**What you have to do:**
Take the data that sits below and write it out again exactly.
:: Records shown
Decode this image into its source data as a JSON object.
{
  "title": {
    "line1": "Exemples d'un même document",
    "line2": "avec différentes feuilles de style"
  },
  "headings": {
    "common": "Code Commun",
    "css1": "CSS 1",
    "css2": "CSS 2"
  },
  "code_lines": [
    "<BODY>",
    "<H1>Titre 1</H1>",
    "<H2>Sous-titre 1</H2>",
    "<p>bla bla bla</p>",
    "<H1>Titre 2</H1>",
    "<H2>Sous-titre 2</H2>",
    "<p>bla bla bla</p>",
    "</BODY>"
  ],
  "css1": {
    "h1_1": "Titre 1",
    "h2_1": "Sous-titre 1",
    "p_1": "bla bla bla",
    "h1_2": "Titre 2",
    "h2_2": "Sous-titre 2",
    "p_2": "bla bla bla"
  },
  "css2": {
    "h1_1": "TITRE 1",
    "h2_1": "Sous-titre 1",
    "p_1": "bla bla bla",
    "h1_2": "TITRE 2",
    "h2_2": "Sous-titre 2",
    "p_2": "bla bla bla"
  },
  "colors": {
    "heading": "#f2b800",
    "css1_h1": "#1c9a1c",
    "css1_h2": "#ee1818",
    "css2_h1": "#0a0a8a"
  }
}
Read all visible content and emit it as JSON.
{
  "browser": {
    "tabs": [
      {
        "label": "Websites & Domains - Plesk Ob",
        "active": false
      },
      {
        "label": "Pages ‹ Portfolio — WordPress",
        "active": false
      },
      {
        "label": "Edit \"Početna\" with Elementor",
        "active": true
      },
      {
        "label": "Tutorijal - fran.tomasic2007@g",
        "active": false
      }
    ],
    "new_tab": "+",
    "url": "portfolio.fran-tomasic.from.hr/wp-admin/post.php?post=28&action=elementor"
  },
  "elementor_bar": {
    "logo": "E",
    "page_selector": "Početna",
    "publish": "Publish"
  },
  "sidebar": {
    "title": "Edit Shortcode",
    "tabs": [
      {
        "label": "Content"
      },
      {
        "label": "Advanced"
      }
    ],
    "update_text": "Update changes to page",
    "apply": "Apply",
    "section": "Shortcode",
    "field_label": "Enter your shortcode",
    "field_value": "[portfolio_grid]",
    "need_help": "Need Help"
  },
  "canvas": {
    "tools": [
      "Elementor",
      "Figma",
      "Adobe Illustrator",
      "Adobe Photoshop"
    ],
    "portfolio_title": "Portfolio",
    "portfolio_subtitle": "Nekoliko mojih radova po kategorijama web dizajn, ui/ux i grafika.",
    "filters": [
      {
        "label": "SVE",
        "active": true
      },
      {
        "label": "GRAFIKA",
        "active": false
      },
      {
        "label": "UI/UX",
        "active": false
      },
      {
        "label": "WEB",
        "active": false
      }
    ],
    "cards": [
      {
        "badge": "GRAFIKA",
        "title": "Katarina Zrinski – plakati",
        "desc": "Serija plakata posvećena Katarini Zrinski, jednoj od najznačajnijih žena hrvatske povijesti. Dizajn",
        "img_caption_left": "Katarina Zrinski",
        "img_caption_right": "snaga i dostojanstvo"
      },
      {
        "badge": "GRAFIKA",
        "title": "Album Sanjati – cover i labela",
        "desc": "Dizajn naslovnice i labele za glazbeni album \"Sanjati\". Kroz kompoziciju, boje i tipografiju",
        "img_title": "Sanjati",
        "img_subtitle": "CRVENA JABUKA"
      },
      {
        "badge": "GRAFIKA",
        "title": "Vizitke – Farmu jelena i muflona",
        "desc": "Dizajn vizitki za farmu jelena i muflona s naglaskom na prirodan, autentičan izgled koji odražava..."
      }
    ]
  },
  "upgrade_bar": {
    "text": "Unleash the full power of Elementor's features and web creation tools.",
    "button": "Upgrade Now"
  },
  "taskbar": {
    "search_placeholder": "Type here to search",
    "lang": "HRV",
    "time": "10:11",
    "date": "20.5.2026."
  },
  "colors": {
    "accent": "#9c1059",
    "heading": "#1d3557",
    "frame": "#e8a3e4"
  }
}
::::
**Reply to the exercise:**
Decode this image into its source data as a JSON object.
{
  "title": {
    "line1": "Exemples d'un même document",
    "line2": "avec différentes feuilles de style"
  },
  "headings": {
    "common": "Code Commun",
    "css1": "CSS 1",
    "css2": "CSS 2"
  },
  "code_lines": [
    "<BODY>",
    "<H1>Titre 1</H1>",
    "<H2>Sous-titre 1</H2>",
    "<p>bla bla bla</p>",
    "<H1>Titre 2</H1>",
    "<H2>Sous-titre 2</H2>",
    "<p>bla bla bla</p>",
    "</BODY>"
  ],
  "css1": {
    "h1_1": "Titre 1",
    "h2_1": "Sous-titre 1",
    "p_1": "bla bla bla",
    "h1_2": "Titre 2",
    "h2_2": "Sous-titre 2",
    "p_2": "bla bla bla"
  },
  "css2": {
    "h1_1": "TITRE 1",
    "h2_1": "Sous-titre 1",
    "p_1": "bla bla bla",
    "h1_2": "TITRE 2",
    "h2_2": "Sous-titre 2",
    "p_2": "bla bla bla"
  },
  "colors": {
    "heading": "#f2b800",
    "css1_h1": "#1c9a1c",
    "css1_h2": "#ee1818",
    "css2_h1": "#0a0a8a"
  }
}
Read all visible content and emit it as JSON.
{
  "browser": {
    "tabs": [
      {
        "label": "Websites & Domains - Plesk Ob",
        "active": false
      },
      {
        "label": "Pages ‹ Portfolio — WordPress",
        "active": false
      },
      {
        "label": "Edit \"Početna\" with Elementor",
        "active": true
      },
      {
        "label": "Tutorijal - fran.tomasic2007@g",
        "active": false
      }
    ],
    "new_tab": "+",
    "url": "portfolio.fran-tomasic.from.hr/wp-admin/post.php?post=28&action=elementor"
  },
  "elementor_bar": {
    "logo": "E",
    "page_selector": "Početna",
    "publish": "Publish"
  },
  "sidebar": {
    "title": "Edit Shortcode",
    "tabs": [
      {
        "label": "Content"
      },
      {
        "label": "Advanced"
      }
    ],
    "update_text": "Update changes to page",
    "apply": "Apply",
    "section": "Shortcode",
    "field_label": "Enter your shortcode",
    "field_value": "[portfolio_grid]",
    "need_help": "Need Help"
  },
  "canvas": {
    "tools": [
      "Elementor",
      "Figma",
      "Adobe Illustrator",
      "Adobe Photoshop"
    ],
    "portfolio_title": "Portfolio",
    "portfolio_subtitle": "Nekoliko mojih radova po kategorijama web dizajn, ui/ux i grafika.",
    "filters": [
      {
        "label": "SVE",
        "active": true
      },
      {
        "label": "GRAFIKA",
        "active": false
      },
      {
        "label": "UI/UX",
        "active": false
      },
      {
        "label": "WEB",
        "active": false
      }
    ],
    "cards": [
      {
        "badge": "GRAFIKA",
        "title": "Katarina Zrinski – plakati",
        "desc": "Serija plakata posvećena Katarini Zrinski, jednoj od najznačajnijih žena hrvatske povijesti. Dizajn",
        "img_caption_left": "Katarina Zrinski",
        "img_caption_right": "snaga i dostojanstvo"
      },
      {
        "badge": "GRAFIKA",
        "title": "Album Sanjati – cover i labela",
        "desc": "Dizajn naslovnice i labele za glazbeni album \"Sanjati\". Kroz kompoziciju, boje i tipografiju",
        "img_title": "Sanjati",
        "img_subtitle": "CRVENA JABUKA"
      },
      {
        "badge": "GRAFIKA",
        "title": "Vizitke – Farmu jelena i muflona",
        "desc": "Dizajn vizitki za farmu jelena i muflona s naglaskom na prirodan, autentičan izgled koji odražava..."
      }
    ]
  },
  "upgrade_bar": {
    "text": "Unleash the full power of Elementor's features and web creation tools.",
    "button": "Upgrade Now"
  },
  "taskbar": {
    "search_placeholder": "Type here to search",
    "lang": "HRV",
    "time": "10:11",
    "date": "20.5.2026."
  },
  "colors": {
    "accent": "#9c1059",
    "heading": "#1d3557",
    "frame": "#e8a3e4"
  }
}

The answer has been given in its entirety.